Both of these Liparita labels are one vintage behind the wines being reviewed: is it too much to ask that producers keep their websites up-to-date?
Robert Mondavi Oakville Cabernet Sauvignon 2010, Oakville District, Napa Valley. 15% alc. With 7% cabernet franc, 4% merlot, 1% malbec. Deep ruby-purple with a magenta-violet rim; a blazing snootful of graphite and iodine, lavender and violets, intense and concentrated black currants, cherries and blueberries, slightly spiced and macerated; rousing acidity, scintillating minerality; tremendous vitality, tone and presence, yet with exquisite poise and integration, as well as dense, gritty, velvety tannins and a sleek facade of burnished oak; perfect marriage of power and elegance, grace and dynamism, with Napa Valley written all over it. Drink now to 2018 to 2020. Excellent. About $55.
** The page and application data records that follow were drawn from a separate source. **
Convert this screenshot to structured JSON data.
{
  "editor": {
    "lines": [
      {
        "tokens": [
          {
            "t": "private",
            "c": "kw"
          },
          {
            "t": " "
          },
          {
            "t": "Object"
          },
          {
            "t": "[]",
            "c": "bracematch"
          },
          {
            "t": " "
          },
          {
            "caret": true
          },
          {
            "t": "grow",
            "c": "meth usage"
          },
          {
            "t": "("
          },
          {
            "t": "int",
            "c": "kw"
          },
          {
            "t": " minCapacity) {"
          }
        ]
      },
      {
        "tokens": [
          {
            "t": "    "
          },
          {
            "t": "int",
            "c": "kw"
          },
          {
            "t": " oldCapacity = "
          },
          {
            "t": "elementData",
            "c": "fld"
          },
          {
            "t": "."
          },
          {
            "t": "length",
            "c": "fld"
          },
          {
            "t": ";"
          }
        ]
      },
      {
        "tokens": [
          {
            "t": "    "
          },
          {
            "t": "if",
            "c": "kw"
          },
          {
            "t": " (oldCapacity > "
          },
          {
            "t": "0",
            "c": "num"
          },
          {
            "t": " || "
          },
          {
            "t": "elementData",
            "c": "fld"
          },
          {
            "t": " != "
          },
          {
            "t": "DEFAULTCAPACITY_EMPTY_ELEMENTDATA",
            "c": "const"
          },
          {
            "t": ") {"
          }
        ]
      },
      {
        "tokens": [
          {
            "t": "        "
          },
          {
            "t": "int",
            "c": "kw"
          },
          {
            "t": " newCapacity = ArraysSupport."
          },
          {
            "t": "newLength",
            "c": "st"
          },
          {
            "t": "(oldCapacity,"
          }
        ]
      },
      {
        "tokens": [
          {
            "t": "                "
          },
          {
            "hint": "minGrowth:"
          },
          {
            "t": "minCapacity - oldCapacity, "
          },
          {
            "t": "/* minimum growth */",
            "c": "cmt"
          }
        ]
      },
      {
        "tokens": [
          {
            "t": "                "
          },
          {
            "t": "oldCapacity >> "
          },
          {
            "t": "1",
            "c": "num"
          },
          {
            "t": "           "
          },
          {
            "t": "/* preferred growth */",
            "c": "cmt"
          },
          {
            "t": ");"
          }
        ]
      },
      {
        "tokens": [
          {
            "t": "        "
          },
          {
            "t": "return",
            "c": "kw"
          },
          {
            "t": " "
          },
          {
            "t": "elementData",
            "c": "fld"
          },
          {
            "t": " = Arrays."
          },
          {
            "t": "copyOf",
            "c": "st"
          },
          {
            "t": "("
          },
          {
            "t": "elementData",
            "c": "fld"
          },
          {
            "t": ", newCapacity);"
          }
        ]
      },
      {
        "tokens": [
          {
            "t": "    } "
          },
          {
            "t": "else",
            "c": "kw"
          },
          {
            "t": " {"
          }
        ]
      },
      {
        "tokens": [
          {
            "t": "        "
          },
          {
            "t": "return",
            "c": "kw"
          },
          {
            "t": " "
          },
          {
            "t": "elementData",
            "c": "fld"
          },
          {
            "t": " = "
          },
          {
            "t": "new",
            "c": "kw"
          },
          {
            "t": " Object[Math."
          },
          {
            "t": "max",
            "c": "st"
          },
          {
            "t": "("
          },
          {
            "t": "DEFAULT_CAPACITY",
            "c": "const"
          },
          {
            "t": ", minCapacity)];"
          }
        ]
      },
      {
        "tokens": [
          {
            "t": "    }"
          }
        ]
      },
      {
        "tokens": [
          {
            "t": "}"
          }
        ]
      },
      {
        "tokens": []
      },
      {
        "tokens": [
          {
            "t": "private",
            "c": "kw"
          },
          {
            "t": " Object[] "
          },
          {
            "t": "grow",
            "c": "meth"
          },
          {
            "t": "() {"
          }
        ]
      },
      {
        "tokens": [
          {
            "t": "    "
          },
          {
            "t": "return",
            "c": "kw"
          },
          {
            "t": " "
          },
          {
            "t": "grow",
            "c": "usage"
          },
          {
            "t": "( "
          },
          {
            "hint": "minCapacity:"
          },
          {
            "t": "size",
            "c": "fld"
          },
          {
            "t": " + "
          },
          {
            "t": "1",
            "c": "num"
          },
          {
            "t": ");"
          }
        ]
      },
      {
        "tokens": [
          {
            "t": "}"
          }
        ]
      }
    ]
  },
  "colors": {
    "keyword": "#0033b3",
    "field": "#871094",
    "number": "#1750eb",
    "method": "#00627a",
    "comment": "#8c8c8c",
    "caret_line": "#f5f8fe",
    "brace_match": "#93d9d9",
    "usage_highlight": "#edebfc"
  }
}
Silverado Cabernet Sauvignon 2009, Napa Valley. 14.5% alc. 89% cabernet sauvignon, 6% merlot, 3% petit verdot, 2% cabernet franc. Dark ruby-purple color; like eating currants and raspberries right off the bush but with doses of graphite, briers and brambles, lavender and lilac, smoke and bitter chocolate; very clean, pure and intense, with a scintillating edge of iodine and iron; dense dusty tannins; deeply savory and spicy; plush without being voluptuous; sleek, chiseled finish. Now through 2018 to 2020. Excellent. About $48.
Silverado Solo Cabernet Sauvignon 2010, Stags Leap District, Napa Valley. 14.2% alc. 100% cabernet sauvignon. Deep ruby-purple with a magenta-violet rim; again, the iodine and iron, the dusty graphite and earthy, granitic minerality; black currants and plums touched with black raspberry and lavender, briers and brambles; sleek, suave, lithe; supple slightly muscular tannins over a vibrant acid framework; dense, substantial without being heavy or obvious, carries its weight easily; long tannin, oak and mineral-imbued finish. Try 2015 through 2022 to ’25. Excellent. About $100.
The label date here is one vintage behind; let’s keep those websites current.
Silverado Limited Cabernet Sauvignon 2009, Napa Valley. 14.6% alc. 100% cabernet sauvignon. Intense, opaque ruby color with a tinge of magenta at the rim; classic, rigorous, chiseled and architectural, which does not mean brutally tannic and oaky; red and black currants and plums, hint of blueberry jam; dried fruit, dried spice, dried flowers; immense granitic/graphite mineral element; tannins are dusty, robust; acidity cuts a clean swath on the palate; not often I say that a wine has a wonderful structure but this is one of those times; long spice-and-mineral-drenched finish. Now through 2020 to 2022. Excellent. About $140.